(Patriot.Buzz) – After being ripped by fellow Republicans for weeks, Rep. Matt Gaetz expressed a sense of triumph following the election of Rep. Mike Johnson as the new House Speaker.
Gaetz, who played a pivotal role in removing former Speaker Kevin McCarthy, described the change as a victory for conservatism, stating, “It fulfilled my commitment to have one who’s more honest and more conservative.”
He added, “I think these were the most productive 22 days we’ve had in the House of Representatives because we were able to vanquish the lobbyist vessel formerly known as Speaker McCarthy.”
The Florida Republican was instrumental in orchestrating the unprecedented ouster of McCarthy, leading to weeks of intense turmoil and deep divisions within the GOP House. This bold move paved the way for Rep. Mike Johnson, a Louisiana Republican and former vice chair of the House GOP conference, to ascend to the speakership with unanimous Republican support following three unsuccessful attempts by other colleagues.
Gaetz initiated the motion to vacate against McCarthy, marking a historic moment on October 3 when McCarthy became the first speaker in U.S. history to be stripped of the gavel. This motion saw support from eight Republicans, including Gaetz, and all Democrats.
In the face of upcoming challenges, such as passing a budget and addressing annual spending bills, Johnson is poised for an ambitious legislative agenda.

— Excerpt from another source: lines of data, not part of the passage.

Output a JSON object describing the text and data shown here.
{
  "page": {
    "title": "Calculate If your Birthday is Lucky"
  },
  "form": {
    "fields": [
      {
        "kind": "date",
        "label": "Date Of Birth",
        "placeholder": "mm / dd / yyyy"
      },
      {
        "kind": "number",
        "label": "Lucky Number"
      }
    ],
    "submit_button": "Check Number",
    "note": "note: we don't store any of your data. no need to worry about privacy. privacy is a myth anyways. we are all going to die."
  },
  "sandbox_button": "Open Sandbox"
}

However, he indicated the likelihood of needing another stopgap funding measure to prevent a government shutdown on November 18. Such measures typically require bipartisan backing.

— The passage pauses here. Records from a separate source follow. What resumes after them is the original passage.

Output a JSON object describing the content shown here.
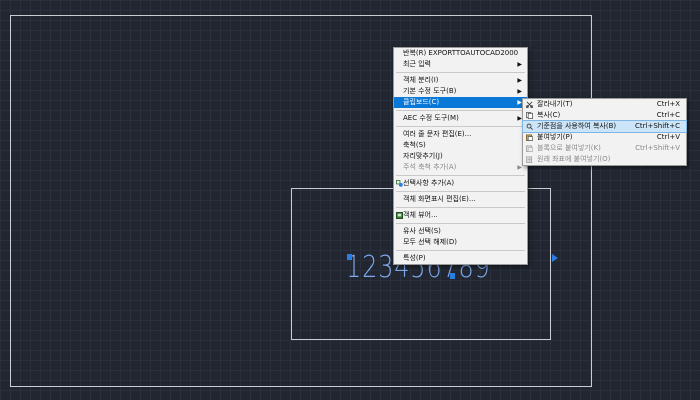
{
  "context_menu": {
    "items": [
      {
        "label": "반복(R) EXPORTTOAUTOCAD2000"
      },
      {
        "label": "최근 입력",
        "submenu": true
      },
      {
        "separator": true
      },
      {
        "label": "객체 분리(I)",
        "submenu": true
      },
      {
        "label": "기본 수정 도구(B)",
        "submenu": true
      },
      {
        "label": "클립보드(C)",
        "submenu": true,
        "highlighted": true
      },
      {
        "separator": true
      },
      {
        "label": "AEC 수정 도구(M)",
        "submenu": true
      },
      {
        "separator": true
      },
      {
        "label": "여러 줄 문자 편집(E)..."
      },
      {
        "label": "축척(S)"
      },
      {
        "label": "자리맞추기(J)"
      },
      {
        "label": "주석 축척 추가(A)",
        "submenu": true,
        "disabled": true
      },
      {
        "separator": true
      },
      {
        "label": "선택사항 추가(A)",
        "icon": "add-selection-icon"
      },
      {
        "separator": true
      },
      {
        "label": "객체 화면표시 편집(E)..."
      },
      {
        "separator": true
      },
      {
        "label": "객체 뷰어...",
        "icon": "object-viewer-icon"
      },
      {
        "separator": true
      },
      {
        "label": "유사 선택(S)"
      },
      {
        "label": "모두 선택 해제(D)"
      },
      {
        "separator": true
      },
      {
        "label": "특성(P)"
      }
    ]
  },
  "clipboard_submenu": {
    "items": [
      {
        "label": "잘라내기(T)",
        "shortcut": "Ctrl+X",
        "icon": "cut-icon"
      },
      {
        "label": "복사(C)",
        "shortcut": "Ctrl+C",
        "icon": "copy-icon"
      },
      {
        "label": "기준점을 사용하여 복사(B)",
        "shortcut": "Ctrl+Shift+C",
        "icon": "copy-basepoint-icon",
        "hovered": true
      },
      {
        "label": "붙여넣기(P)",
        "shortcut": "Ctrl+V",
        "icon": "paste-icon"
      },
      {
        "label": "블록으로 붙여넣기(K)",
        "shortcut": "Ctrl+Shift+V",
        "icon": "paste-block-icon",
        "disabled": true
      },
      {
        "label": "원래 좌표에 붙여넣기(O)",
        "icon": "paste-original-icon",
        "disabled": true
      }
    ]
  },
  "drawing": {
    "text_entity": "123456789"
  },
  "colors": {
    "menu_highlight": "#0a78d7",
    "grip": "#2a7de1",
    "text_entity": "#7ea9ee"
  }
}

Gaetz’s backing of McCarthy’s removal was partly fueled by McCarthy’s reliance on a continuing resolution to keep the government running. However, Gaetz now seems open to supporting such a measure under Johnson’s leadership, believing in his handling of the appropriations process. Gaetz criticized McCarthy’s approach, saying, “Kevin McCarthy was only doing a continuing resolution to get to another continuing resolution.” He suggested that McCarthy might still be in his position had he been more committed to single-subject spending bills.
In a striking contrast, McCarthy voiced his displeasure with accepting a stopgap measure now that he is no longer speaker. Talking to The Times, McCarthy questioned, “I thought they said no [continuing resolutions]? I thought I was removed because of a [continuing resolution]?” This statement underscores the complex dynamics and shifting alliances within the House of Representatives.